Accomplishing these tasks is challenging, yet the history of Brazil during the last two decades illustrates vividly the feasibility of these reforms. The tax revenue in Brazil as a percentage of the GDP rose from 25% to 37% between 1993 and 2005. Intriguingly, Brazil’s GINI coefficient in 2001, 60, has decreased to 54 in 2009. While Brazil remains challenged by inequality and fiscal deficiencies (see Melo et al. 2010), the reforms of the last two decades provide useful lessons for all emerging markets, including Europe’s periphery countries.3
The authors are grateful for the comments of Alfons Weichenrieder and anonymous referees. Any views presented are those of the authors and not the NBER
Aizenman, Joshua and Yothin Jinjarak (2011), “The fiscal stimulus of 2009-10: Trade openness, fiscal space and exchange rate adjustment”, NBER Working Paper No. 17427, forthcoming, NBER International Seminar on Macroeconomics 2011.
Aizenman, Joshua and Yothin Jinjarak (2012) “Income inequality, tax base and sovereign spreads”, NBER Working Paper No. 18176
Alesina, Alberto, and Allan Drazen (1991), "Why are Stabilizations Delayed?", American Economic Review, 82:1170-1188.

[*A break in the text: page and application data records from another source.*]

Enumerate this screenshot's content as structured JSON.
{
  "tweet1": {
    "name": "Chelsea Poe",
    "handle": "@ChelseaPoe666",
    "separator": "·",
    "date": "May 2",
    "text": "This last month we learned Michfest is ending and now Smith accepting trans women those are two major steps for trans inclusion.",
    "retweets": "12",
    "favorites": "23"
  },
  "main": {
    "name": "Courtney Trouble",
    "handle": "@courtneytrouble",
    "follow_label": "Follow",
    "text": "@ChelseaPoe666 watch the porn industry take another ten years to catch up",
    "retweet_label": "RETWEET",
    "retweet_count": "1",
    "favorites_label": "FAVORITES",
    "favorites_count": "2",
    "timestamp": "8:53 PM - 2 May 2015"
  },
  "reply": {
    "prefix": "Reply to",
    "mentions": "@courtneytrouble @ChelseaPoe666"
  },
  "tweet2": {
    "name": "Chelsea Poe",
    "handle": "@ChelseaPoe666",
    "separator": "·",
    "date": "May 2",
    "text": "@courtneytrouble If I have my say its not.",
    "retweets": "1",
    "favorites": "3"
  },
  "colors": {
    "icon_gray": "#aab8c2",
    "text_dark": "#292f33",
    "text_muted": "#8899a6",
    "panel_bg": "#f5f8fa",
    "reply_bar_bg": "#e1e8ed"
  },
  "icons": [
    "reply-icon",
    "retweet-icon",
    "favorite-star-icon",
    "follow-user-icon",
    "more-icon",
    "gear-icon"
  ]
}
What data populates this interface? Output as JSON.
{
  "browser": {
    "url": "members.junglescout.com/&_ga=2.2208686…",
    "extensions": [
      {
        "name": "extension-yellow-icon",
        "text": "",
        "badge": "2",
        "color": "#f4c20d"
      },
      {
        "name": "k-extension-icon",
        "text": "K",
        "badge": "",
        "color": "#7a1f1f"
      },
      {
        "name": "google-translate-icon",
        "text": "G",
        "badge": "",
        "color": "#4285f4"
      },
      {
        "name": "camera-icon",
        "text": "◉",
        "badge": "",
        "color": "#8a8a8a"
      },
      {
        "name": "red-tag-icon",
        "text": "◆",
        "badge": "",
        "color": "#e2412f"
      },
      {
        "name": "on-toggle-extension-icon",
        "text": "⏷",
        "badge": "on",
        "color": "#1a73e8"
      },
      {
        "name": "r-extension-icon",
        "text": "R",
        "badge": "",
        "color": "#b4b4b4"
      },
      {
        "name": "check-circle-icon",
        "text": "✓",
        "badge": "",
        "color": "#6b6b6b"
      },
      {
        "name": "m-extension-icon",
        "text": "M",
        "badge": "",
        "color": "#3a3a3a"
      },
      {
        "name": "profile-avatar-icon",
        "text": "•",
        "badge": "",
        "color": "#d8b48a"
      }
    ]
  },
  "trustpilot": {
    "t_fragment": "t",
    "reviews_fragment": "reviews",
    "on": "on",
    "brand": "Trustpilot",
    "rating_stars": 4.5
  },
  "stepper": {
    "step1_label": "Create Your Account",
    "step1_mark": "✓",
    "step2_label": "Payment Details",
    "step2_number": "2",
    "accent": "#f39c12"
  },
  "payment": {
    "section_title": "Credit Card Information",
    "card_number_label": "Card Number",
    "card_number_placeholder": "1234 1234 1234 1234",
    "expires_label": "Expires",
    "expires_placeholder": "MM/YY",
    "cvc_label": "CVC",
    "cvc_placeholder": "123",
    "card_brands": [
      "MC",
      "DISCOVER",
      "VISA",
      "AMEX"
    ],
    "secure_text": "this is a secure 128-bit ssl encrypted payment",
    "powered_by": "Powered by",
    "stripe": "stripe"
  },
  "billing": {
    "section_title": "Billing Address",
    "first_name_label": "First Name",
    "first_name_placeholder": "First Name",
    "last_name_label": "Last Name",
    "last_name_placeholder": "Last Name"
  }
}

Alm, J and B Torgler (2006), “Culture differences and tax morale in the US and in Europe”, Journal of Economic Psychology, 27:224-246.
Bénabou, Roland (2000), “Unequal societies: Income distribution and the social contract”, American Economic Review, 90:96-129.
De Mello, Luiz and Erwin R Tiongson (2006), “Income inequality and redistributive government spending”, Public Finance Review, 34(3):282-305.
Frey SB and B Torgler (2007), “Tax morale and conditional cooperation”, Journal of Comparative Economics, 35:136-159.
Heller, SP (2005), “Back to Basics – Fiscal Space: What It Is and How to Get It”, Finance and Development, 42(2), June.
Melo, M, C Pereria, and S Souza (2010), “The political economy of fiscal reform in Brazil”, IDB Working Paper 117.
1 Heller (2005) defined fiscal space “as room in a government’s budget that allows it to provide resources for a desired purpose without jeopardising the sustainability of its financial position or the stability of the economy.” Yet, measuring ‘fiscal space’ tightly remains a challenge.
2 As long as the income inequality does not have a direct effect on the sovereign risk, the Gini coefficient is a potential instrumental variable that is relevant for estimating the impact of fiscal space on sovereign spreads.
3 The record of the Euro Periphery has been mixed: the GINI coefficients of Greece was overall stable, 33 in 1999 and 32.9 in 2009, while its tax/GDP dropped from 35.4% in 1999 to 32.8% in 2009; for Portugal, the GINI declined from 36 in 1999 to 33.7 in 2009, while its tax/GDP increased from 33.4% in 1999 to 34.4% in 2009; for Spain, the GINI went from 32 in 1999 to 33.9 in 2009, while its tax/GDP dropped from 34.8% in 1999 to 31.6% in 2009; for Italy, the GINI went from 29 in 1999 to 31.2 in 2009, while its tax/GDP increased from 42.4% in 1999 to 43.1% in 2009; for Ireland, the GINI went from 30 in 1999 to 33.2 in 2009, while its tax/GDP dropped from 32.8% in 1999 to 29.8% in 2009.